**Exercise prompt**
Report each line of the data below in which "Output" appears.

**Task material**
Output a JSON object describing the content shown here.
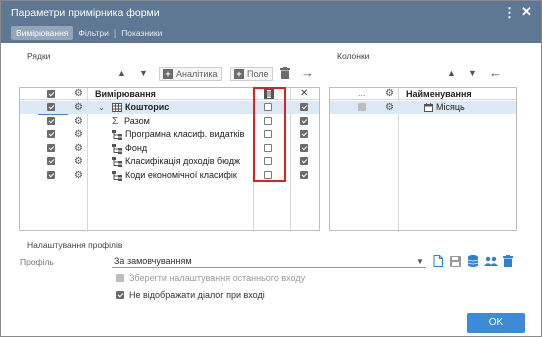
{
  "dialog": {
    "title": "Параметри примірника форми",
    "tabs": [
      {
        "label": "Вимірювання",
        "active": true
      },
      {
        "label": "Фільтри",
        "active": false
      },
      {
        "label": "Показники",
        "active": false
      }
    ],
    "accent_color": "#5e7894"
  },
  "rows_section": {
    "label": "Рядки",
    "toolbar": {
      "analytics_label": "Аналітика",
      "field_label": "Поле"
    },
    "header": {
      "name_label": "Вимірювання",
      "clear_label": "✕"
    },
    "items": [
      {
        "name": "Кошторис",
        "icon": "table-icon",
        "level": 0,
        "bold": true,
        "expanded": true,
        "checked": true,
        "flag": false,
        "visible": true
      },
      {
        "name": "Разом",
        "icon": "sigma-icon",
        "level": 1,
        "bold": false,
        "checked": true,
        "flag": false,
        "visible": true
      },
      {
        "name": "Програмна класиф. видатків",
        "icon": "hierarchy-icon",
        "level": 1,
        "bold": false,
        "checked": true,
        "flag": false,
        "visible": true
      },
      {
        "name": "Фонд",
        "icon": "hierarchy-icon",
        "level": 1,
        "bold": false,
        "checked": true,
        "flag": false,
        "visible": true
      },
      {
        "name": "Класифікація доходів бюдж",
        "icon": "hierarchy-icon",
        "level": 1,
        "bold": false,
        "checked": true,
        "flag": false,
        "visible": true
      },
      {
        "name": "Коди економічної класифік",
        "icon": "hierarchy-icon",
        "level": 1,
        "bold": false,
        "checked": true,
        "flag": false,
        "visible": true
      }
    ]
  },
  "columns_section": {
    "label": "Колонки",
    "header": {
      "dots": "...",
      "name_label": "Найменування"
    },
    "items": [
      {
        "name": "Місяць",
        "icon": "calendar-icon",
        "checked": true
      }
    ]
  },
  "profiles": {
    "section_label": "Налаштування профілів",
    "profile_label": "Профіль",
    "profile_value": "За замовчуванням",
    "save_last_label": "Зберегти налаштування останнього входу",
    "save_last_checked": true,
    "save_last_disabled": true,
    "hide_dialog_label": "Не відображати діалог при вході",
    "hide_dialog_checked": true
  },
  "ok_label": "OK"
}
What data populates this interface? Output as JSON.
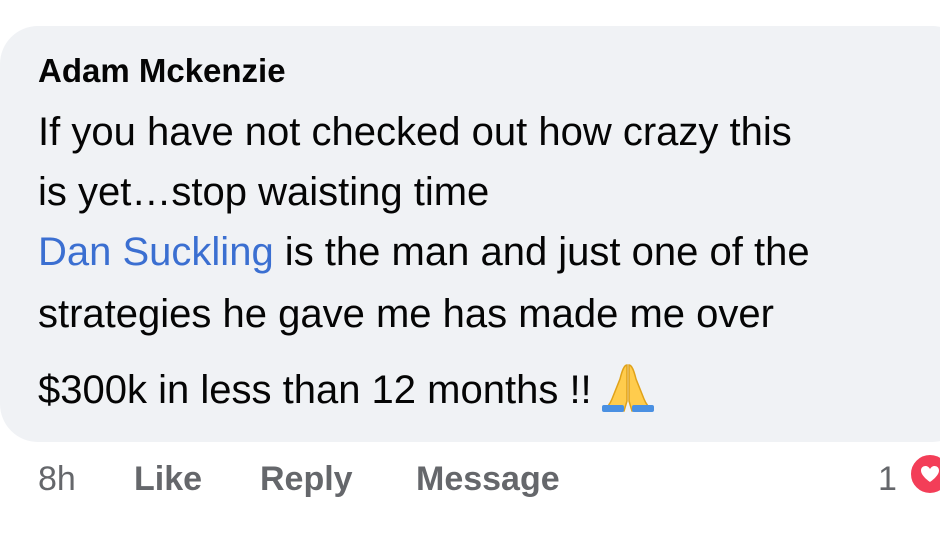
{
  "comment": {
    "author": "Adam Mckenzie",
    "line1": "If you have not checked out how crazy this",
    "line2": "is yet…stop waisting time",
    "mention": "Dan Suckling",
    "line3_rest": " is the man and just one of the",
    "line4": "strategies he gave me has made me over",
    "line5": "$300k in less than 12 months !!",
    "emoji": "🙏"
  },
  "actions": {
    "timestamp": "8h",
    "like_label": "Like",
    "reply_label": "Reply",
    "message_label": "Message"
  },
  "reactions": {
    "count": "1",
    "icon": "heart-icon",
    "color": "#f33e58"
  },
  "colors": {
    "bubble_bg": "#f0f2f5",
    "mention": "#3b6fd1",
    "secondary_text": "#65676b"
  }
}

**Your response**
Output a JSON object describing the content shown here.
What data populates this interface? Output as JSON.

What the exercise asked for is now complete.